The number is also particularly important for the grain in
reflecting domestic demand at a time when foreign buyers appear to have little
interest in it.
Weekly export sales were all of 368 tonnes, a figure termed "dismal"
by Mr Mathews and others, and underlining the lack of competitiveness to
importers of US supplies against Brazilian crop swollen by a bumper safrinha
'Watch the charts'
Furthermore, technically the grain looks less attractive,
having shot down through a range of technical landmarks, and testing now $7.15
a bushel, which marks the 38% retracement from the last high, a key pointer for
followers of Fibonacci analysis.
"Now what? Watch the charts," Mike Mawdsley at Market 1
"A close below $7.00 a bushel would have everyone targeting
the July 5 gap of $6.76-6.86 ¼ a bushel for the next downside objective."
That said, "a bearish number" from the stocks report "and
higher close would be a sign that the sell-off may be over", he added, noting
that "last year both corn and soybeans made their lows in the first week of
Corn for December fell 0.4% to $7.13 ½ a bushel.
As for wheat, it
stood down 0.2% at $8.54 ¼ a bushel for December delivery, feeling the
influence of both corn and soybeans, as it has done in recent sessions.
In fact, "wheat market fundamentals remain very supportive
for global wheat prices with Russian export offers drying up and the Australian
crop under pressure due to adverse weather condition", according to Richard
Williams at AWB, Cargill's Australian grain handling business.
"However, the weight of falling US corn and soybean futures
markets is placing some pressure on global wheat prices in the short term."
And for both row crops, as the US harvest continues "yield
expectations are being revised higher across the market combined with
significant selling of Chicago futures by large fund managers who held long
Still, there are some negatives around for wheat, which also
faces a US production report today for the recently completed harvest, although
little is expected in the way of surprises.
"Wheat continues to do technical damage to the charts, which
has the potential to trigger additional fund selling," Brian Henry at Benson
Quinn Commodities said.
"The prospects of increased wheat exports have not provided

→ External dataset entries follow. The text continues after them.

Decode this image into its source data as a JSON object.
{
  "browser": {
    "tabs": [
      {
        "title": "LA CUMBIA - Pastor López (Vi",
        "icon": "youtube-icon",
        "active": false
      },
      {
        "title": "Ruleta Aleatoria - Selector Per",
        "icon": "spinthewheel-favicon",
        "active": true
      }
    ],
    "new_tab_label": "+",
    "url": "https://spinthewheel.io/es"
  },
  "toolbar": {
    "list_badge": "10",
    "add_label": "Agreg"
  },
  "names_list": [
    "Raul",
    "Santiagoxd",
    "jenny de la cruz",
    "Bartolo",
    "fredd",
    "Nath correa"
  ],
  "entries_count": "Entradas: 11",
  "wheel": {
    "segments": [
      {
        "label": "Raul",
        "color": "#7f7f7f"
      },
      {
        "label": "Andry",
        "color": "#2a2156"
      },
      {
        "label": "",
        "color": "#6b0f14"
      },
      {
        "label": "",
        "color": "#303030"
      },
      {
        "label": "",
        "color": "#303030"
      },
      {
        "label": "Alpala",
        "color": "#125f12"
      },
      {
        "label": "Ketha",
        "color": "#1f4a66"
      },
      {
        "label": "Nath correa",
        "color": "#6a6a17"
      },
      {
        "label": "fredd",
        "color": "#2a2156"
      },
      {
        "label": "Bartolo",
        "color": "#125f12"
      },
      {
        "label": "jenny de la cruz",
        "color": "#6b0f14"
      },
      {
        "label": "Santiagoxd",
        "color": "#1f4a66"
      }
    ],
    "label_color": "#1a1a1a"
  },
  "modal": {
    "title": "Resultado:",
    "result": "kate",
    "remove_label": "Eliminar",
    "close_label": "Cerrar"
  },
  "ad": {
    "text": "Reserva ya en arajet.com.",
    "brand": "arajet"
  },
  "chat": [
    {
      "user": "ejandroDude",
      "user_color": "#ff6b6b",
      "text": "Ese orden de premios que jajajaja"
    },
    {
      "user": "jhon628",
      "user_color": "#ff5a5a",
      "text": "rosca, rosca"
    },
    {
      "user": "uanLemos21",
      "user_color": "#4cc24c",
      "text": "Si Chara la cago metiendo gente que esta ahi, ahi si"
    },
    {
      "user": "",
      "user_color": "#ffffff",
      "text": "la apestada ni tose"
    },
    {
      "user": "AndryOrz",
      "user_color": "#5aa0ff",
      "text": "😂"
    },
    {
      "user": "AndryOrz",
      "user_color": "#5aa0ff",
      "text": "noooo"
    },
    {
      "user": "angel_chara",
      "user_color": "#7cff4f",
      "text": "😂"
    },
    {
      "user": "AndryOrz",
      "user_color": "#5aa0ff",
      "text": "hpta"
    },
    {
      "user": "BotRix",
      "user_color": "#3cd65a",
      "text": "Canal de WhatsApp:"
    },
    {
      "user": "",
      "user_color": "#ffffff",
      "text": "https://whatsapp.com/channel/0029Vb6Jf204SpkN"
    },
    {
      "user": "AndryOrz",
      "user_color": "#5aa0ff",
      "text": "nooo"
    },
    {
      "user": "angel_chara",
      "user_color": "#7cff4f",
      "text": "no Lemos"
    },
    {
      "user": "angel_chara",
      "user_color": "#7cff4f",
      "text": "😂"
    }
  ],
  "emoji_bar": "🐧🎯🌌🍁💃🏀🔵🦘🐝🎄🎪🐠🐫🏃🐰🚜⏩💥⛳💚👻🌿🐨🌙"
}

enough support to hold the recent range.
"The trade that has not been concerned about being priced
out of the soft wheat export market may be staring to pay attention to the fact
that South American corn is trading at a steep discount to US soft wheat."
Soft commodities meanwhile, lacking the concern of key data
later, moved more in line with external markets, which were largely positive, with
an improved feel over Spain following the release of budget details, and hopes
of Beijing action to support the Chinese economy.
The safe haven of the dollar
eased 0.1% while Shanghai stocks added 1.5% to put a little more distance
between themselves and their three year low hit earlier in the week.
They will be unable to do any more next week thanks to a
Chinese holiday, which is worrying some sectors, given the dearth of activity
it will likely bring from a major buyer of assets including many commodities.
Still, with Chinese crop futures entering holiday mode
positive too, with cotton up 0.4% at
19,405 yuan a tonne for January, the fibre, of which China is the top importer,
was helped to a 0.3% gain to 71.75 cents a pound in New York too, for December delivery.
New York raw sugar
was helped 0.4% higher to 19.67 cents a pound for October delivery by a forecast
by the Office of the Cane and Sugar Board in second-ranked exporter Thailand
that shipment in 2012-13 would ease to 7.7m tonnes following a dearth of rain.